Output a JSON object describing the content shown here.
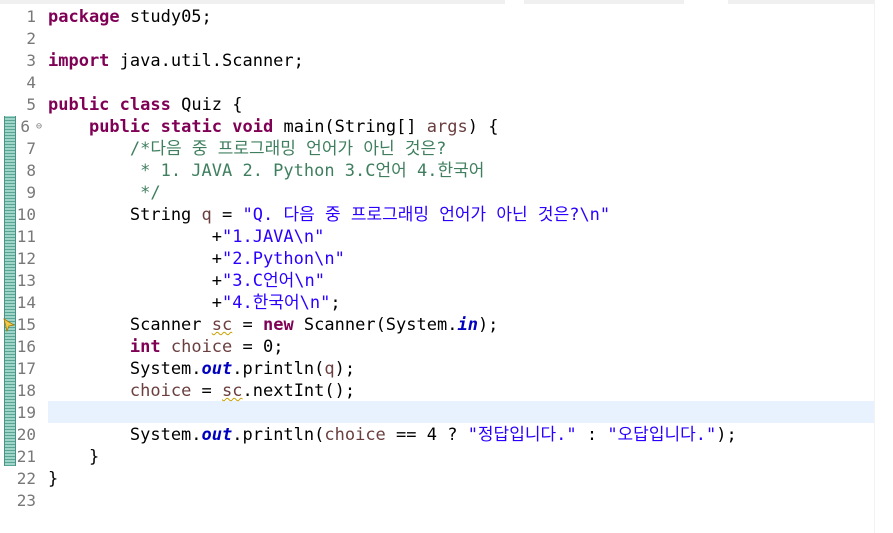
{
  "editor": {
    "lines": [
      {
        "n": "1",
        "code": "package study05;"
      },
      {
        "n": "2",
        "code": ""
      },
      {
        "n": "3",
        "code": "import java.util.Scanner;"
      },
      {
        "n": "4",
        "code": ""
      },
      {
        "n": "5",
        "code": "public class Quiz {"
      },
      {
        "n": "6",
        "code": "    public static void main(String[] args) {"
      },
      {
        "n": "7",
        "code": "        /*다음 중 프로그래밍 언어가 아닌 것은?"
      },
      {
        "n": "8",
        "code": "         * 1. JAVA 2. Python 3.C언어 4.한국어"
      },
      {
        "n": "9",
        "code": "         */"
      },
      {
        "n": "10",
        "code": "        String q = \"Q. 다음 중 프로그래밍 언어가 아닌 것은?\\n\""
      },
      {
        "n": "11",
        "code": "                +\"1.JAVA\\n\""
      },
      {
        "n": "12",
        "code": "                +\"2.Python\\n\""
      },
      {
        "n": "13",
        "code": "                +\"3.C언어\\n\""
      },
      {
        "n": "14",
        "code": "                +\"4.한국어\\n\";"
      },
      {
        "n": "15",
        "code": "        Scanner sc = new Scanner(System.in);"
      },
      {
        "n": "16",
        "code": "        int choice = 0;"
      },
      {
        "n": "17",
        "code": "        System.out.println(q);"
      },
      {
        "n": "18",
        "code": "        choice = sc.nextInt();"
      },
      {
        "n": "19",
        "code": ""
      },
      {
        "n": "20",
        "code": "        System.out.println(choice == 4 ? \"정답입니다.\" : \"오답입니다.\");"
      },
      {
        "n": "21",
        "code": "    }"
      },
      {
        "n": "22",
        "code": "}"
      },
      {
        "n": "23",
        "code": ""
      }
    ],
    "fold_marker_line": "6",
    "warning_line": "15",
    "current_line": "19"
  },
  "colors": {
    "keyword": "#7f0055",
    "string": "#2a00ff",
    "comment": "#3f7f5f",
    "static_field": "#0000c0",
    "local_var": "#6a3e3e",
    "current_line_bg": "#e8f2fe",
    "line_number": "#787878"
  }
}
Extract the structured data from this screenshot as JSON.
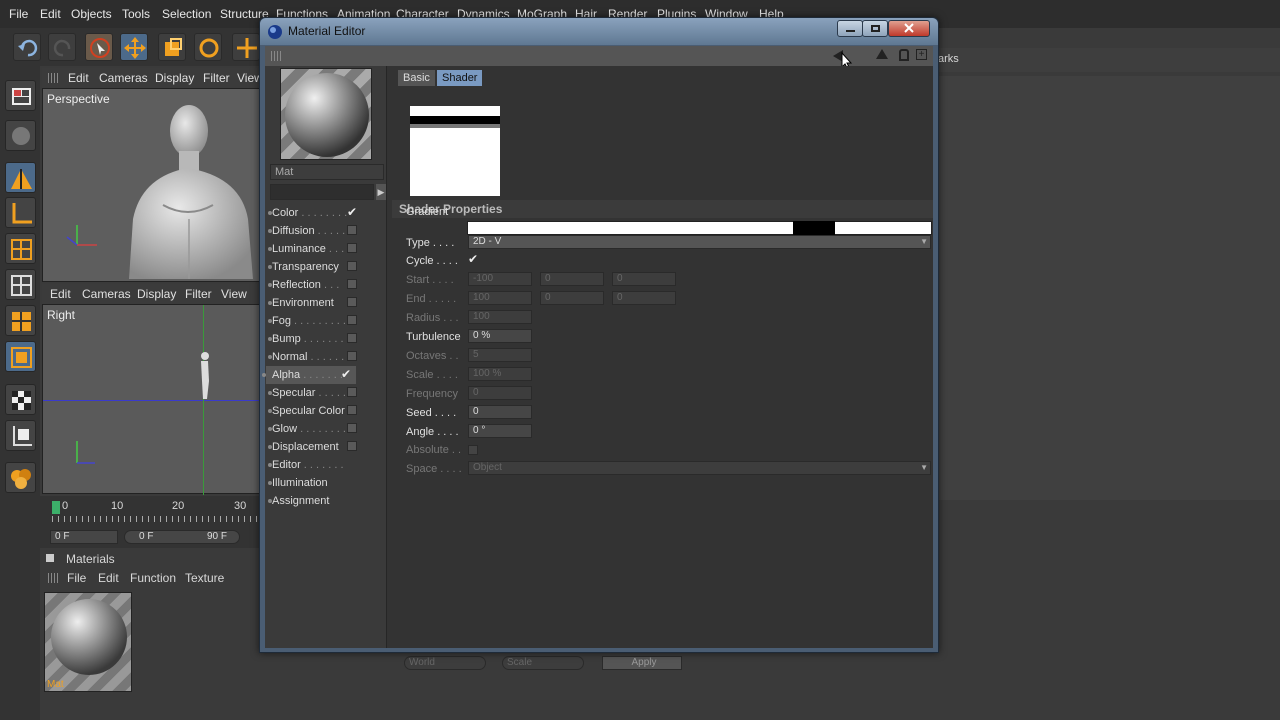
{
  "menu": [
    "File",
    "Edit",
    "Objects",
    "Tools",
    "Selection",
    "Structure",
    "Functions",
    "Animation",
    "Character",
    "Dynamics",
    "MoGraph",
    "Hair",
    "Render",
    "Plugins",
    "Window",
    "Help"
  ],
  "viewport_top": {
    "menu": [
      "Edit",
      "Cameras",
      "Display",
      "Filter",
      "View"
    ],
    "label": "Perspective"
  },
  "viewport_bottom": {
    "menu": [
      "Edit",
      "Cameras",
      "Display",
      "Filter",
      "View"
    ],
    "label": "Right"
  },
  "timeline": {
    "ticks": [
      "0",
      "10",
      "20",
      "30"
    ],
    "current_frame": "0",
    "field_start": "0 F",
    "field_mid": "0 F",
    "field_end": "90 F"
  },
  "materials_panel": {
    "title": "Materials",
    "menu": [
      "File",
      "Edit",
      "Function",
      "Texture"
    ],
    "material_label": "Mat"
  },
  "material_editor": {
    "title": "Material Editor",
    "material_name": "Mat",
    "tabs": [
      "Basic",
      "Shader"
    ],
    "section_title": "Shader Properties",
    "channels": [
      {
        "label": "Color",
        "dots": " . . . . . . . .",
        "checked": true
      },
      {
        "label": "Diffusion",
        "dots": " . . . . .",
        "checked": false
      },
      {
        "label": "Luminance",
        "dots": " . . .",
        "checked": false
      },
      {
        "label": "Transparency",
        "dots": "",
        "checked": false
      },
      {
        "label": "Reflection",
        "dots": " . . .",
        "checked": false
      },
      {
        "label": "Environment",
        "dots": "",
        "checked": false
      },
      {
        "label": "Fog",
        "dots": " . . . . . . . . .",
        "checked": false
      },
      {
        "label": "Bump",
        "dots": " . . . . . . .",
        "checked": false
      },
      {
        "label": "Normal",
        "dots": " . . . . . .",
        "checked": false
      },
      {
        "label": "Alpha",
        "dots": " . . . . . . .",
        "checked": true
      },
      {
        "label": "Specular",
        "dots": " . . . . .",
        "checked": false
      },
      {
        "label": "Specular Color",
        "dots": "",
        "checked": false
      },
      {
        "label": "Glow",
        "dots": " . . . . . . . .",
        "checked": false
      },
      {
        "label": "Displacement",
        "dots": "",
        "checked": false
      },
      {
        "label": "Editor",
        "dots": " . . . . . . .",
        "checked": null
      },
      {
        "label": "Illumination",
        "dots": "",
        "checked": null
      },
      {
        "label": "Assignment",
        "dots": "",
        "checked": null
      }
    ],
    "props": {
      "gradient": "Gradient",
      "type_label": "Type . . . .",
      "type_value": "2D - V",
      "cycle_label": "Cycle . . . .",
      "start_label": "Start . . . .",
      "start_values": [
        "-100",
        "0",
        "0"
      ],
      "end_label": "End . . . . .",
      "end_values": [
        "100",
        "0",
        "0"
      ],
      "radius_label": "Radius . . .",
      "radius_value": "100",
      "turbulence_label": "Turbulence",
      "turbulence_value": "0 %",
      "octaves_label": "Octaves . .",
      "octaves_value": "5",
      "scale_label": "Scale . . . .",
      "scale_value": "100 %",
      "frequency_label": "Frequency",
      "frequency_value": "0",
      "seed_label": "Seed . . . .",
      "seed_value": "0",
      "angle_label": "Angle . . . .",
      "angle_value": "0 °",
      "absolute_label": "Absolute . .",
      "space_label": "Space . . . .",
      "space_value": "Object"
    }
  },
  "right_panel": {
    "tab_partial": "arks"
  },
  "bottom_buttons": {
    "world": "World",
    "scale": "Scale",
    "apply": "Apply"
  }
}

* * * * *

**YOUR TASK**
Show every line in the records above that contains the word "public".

**RESPONSE FOR THIS EXERCISE**
        "code": "public class Quiz {"
        "code": "    public static void main(String[] args) {"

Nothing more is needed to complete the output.